The drop in production created problems at some power plants that were trying to generate electricity. Rhodes said there was a consistent 5,000 to 6,000 megawatts of generating capacity that was not able produce because the plants were not able to get the natural gas they needed to operate. One MW can power about 200 homes during periods of peak demand, according to Texas’ main grid operator.

More than 40 percent of ERCOT’s power generation came from natural gas last year, according to the nonprofit grid manager. ERCOT manages a region that includes about 90 percent of the electricity demand in Texas.

“We have lots of data from the electricity system where power plant operators give reasons for going offline, and we just don’t have that data in the natural gas sector,” Rhodes said. “It makes it hard to plan for these kinds of things.”

While Rhodes said it’s hard to determine how much of the natural gas production drop resulted from operators failing to weatherize, the situation did benefit some operators.

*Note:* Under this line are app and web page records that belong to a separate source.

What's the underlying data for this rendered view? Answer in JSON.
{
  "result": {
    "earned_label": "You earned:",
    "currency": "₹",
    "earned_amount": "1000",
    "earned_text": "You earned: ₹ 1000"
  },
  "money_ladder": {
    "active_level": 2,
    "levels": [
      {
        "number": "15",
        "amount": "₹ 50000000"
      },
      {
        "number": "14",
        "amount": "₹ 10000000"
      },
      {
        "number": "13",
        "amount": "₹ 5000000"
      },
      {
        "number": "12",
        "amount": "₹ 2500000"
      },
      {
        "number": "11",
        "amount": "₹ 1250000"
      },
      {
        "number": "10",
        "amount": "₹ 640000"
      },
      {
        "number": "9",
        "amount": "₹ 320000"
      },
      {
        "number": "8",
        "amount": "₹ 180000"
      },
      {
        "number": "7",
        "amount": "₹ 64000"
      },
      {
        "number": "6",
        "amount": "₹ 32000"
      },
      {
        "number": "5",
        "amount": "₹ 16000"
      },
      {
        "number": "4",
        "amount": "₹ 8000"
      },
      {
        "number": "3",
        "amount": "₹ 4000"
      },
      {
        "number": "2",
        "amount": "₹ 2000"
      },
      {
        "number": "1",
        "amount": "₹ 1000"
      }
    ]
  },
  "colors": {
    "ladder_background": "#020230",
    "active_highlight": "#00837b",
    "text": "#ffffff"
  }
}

Natural gas company executives caused a firestorm of criticism by showcasing to investors the record earnings they were able to reap during shortages in the storm. And the Federal Energy Regulatory Commission said it would investigate whether some natural gas companies purposefully tightened the market to boost their profits during the emergency.

“On some level, there’s a financial incentive for them not to weatherize,” Rhodes said. “If your financial incentive is to not winterize, if we want a system resilient against that, we have to have efficient regulation and requirements. But the process so far has been extremely opaque and left up to a regulatory body that more often acts as an industry trade organization or cheerleading group than anything.”

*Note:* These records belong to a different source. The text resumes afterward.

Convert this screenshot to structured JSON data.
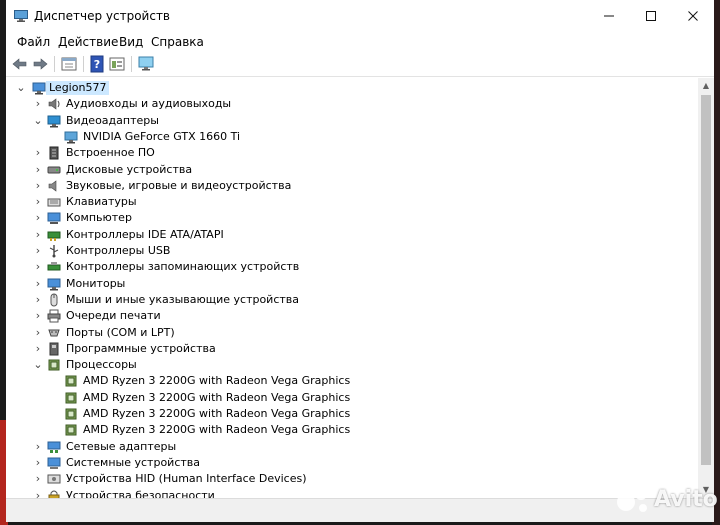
{
  "window": {
    "title": "Диспетчер устройств",
    "minimize": "—",
    "maximize": "☐",
    "close": "✕"
  },
  "menu": [
    "Файл",
    "Действие",
    "Вид",
    "Справка"
  ],
  "toolbar": [
    "back-icon",
    "forward-icon",
    "properties-icon",
    "help-icon",
    "view-icon",
    "monitor-scan-icon"
  ],
  "tree": {
    "root": "Legion577",
    "items": [
      {
        "label": "Аудиовходы и аудиовыходы",
        "icon": "audio-io-icon",
        "state": "collapsed",
        "children": []
      },
      {
        "label": "Видеоадаптеры",
        "icon": "display-adapter-icon",
        "state": "expanded",
        "children": [
          "NVIDIA GeForce GTX 1660 Ti"
        ]
      },
      {
        "label": "Встроенное ПО",
        "icon": "firmware-icon",
        "state": "collapsed",
        "children": []
      },
      {
        "label": "Дисковые устройства",
        "icon": "disk-drive-icon",
        "state": "collapsed",
        "children": []
      },
      {
        "label": "Звуковые, игровые и видеоустройства",
        "icon": "speaker-icon",
        "state": "collapsed",
        "children": []
      },
      {
        "label": "Клавиатуры",
        "icon": "keyboard-icon",
        "state": "collapsed",
        "children": []
      },
      {
        "label": "Компьютер",
        "icon": "computer-icon",
        "state": "collapsed",
        "children": []
      },
      {
        "label": "Контроллеры IDE ATA/ATAPI",
        "icon": "ide-controller-icon",
        "state": "collapsed",
        "children": []
      },
      {
        "label": "Контроллеры USB",
        "icon": "usb-icon",
        "state": "collapsed",
        "children": []
      },
      {
        "label": "Контроллеры запоминающих устройств",
        "icon": "storage-controller-icon",
        "state": "collapsed",
        "children": []
      },
      {
        "label": "Мониторы",
        "icon": "monitor-icon",
        "state": "collapsed",
        "children": []
      },
      {
        "label": "Мыши и иные указывающие устройства",
        "icon": "mouse-icon",
        "state": "collapsed",
        "children": []
      },
      {
        "label": "Очереди печати",
        "icon": "printer-icon",
        "state": "collapsed",
        "children": []
      },
      {
        "label": "Порты (COM и LPT)",
        "icon": "port-icon",
        "state": "collapsed",
        "children": []
      },
      {
        "label": "Программные устройства",
        "icon": "software-device-icon",
        "state": "collapsed",
        "children": []
      },
      {
        "label": "Процессоры",
        "icon": "processor-icon",
        "state": "expanded",
        "children": [
          "AMD Ryzen 3 2200G with Radeon Vega Graphics",
          "AMD Ryzen 3 2200G with Radeon Vega Graphics",
          "AMD Ryzen 3 2200G with Radeon Vega Graphics",
          "AMD Ryzen 3 2200G with Radeon Vega Graphics"
        ]
      },
      {
        "label": "Сетевые адаптеры",
        "icon": "network-adapter-icon",
        "state": "collapsed",
        "children": []
      },
      {
        "label": "Системные устройства",
        "icon": "system-device-icon",
        "state": "collapsed",
        "children": []
      },
      {
        "label": "Устройства HID (Human Interface Devices)",
        "icon": "hid-icon",
        "state": "collapsed",
        "children": []
      },
      {
        "label": "Устройства безопасности",
        "icon": "security-device-icon",
        "state": "collapsed",
        "children": []
      }
    ]
  },
  "watermark": {
    "text": "Avito",
    "icon": "avito-logo-icon"
  },
  "colors": {
    "selection": "#cce8ff",
    "accent": "#0078d7",
    "background": "#ffffff"
  }
}
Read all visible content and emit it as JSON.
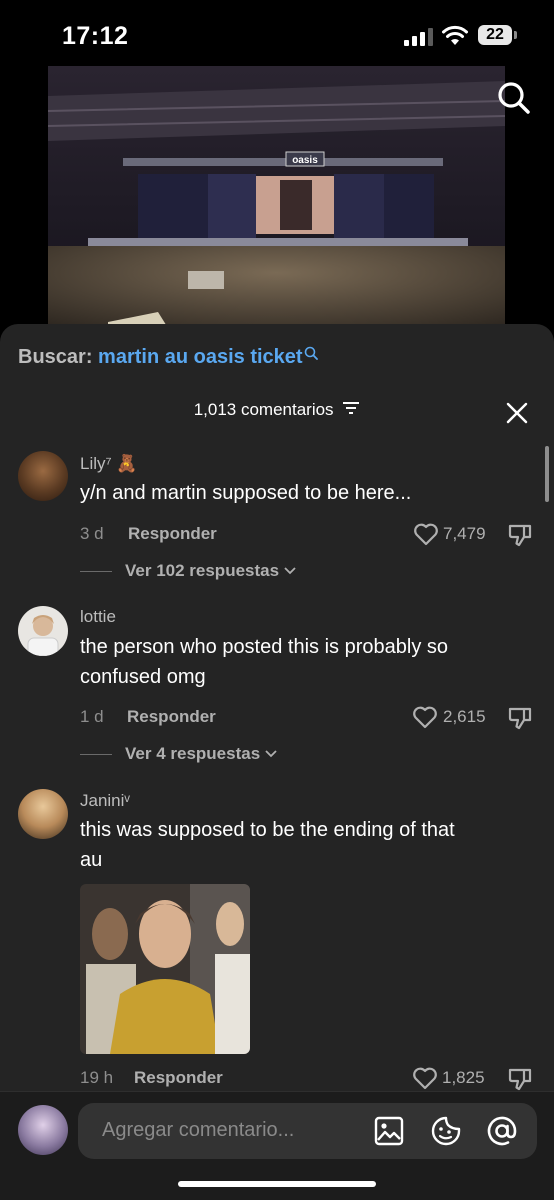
{
  "status": {
    "time": "17:12",
    "battery": "22"
  },
  "search": {
    "label": "Buscar:",
    "query": "martin au oasis ticket"
  },
  "comments_header": {
    "count": "1,013 comentarios"
  },
  "comments": [
    {
      "user": "Lily⁷ 🧸",
      "text_lines": [
        "y/n and martin supposed to be here..."
      ],
      "age": "3 d",
      "reply": "Responder",
      "likes": "7,479",
      "view_replies": "Ver 102 respuestas"
    },
    {
      "user": "lottie",
      "text_lines": [
        "the person who posted this is probably so",
        "confused omg"
      ],
      "age": "1 d",
      "reply": "Responder",
      "likes": "2,615",
      "view_replies": "Ver 4 respuestas"
    },
    {
      "user": "Janiniᵛ",
      "text_lines": [
        "this was supposed to be the ending of that",
        "au"
      ],
      "age": "19 h",
      "reply": "Responder",
      "likes": "1,825"
    }
  ],
  "composer": {
    "placeholder": "Agregar comentario..."
  },
  "video": {
    "banner": "oasis"
  }
}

DeSilva, the Railroad Commission spokesperson, said daily average onshore natural gas production during the Elliott and Mara winter storms showed how Texas is performing.

Production dipped to 24.65 billion cubic feet per day on average from December 2021 to March 2022. But output in Texas rose to 24.89 bcf per day during Elliott and 25.07 bcf per day during Mara.

However, temperatures during those storms did not dip as low during those events as they did during Uri in 2021, and the low temperatures did not last as long.

The Texas Oil & Gas Association did not provide a comment when asked by E&E News about any financial incentives for the industry to not weatherize facilities.

But Todd Staples, president of the oil and gas association, pushed back against concerns that the Railroad Commission’s rules are lax.

He said the natural gas supply chain undergoes extensive planning and preparation in the cast of extreme cold and hot weather. That includes installing insulation, shelters, wind walls, constant monitoring on many assets, heat tracing, and methanol injections that can induce both cold or hot temperatures.

“Even though operators already weatherize, legislation passed by Texas lawmakers last session mandated the Railroad Commission of Texas to designate the most critical natural gas assets and related systems and require weatherization of those assets, and it is clear both the RRC and the vast majority of operators are properly weatherizing and doing their part to contribute to the reliability of Texas’ power grid,” Staples said in a statement.

Daigle said the oil and gas industry has another incentive to weatherize: a need to maintain its social license to operate.

“It’s the tolerance people have to oil and gas operating in their communities,” he said. “The companies may not be worried about a $5,000 fine, but at the same time, they don’t want to be the ones whose wellheads are freezing up because it looks really bad.

“Self-policing is the biggest deterrent in the industry,” Daigle added. “It’s not perfect, but it’s something.”

If that’s the only stick to try to force natural gas companies to work to prevent another freeze, Palacios with Commission Shift and Rhodes with UT Austin said it won’t be enough to have the industry make necessary changes to avoid the issues it faced in the 2021 freeze.

“If you’re going to be going through a process of oversight and issuing violations or enforcement actions, there should be better performance that comes out the other side of that,” Palacios said. “And it’s not clear that these types of violations, or the enforcement, are going to lead to better performance.”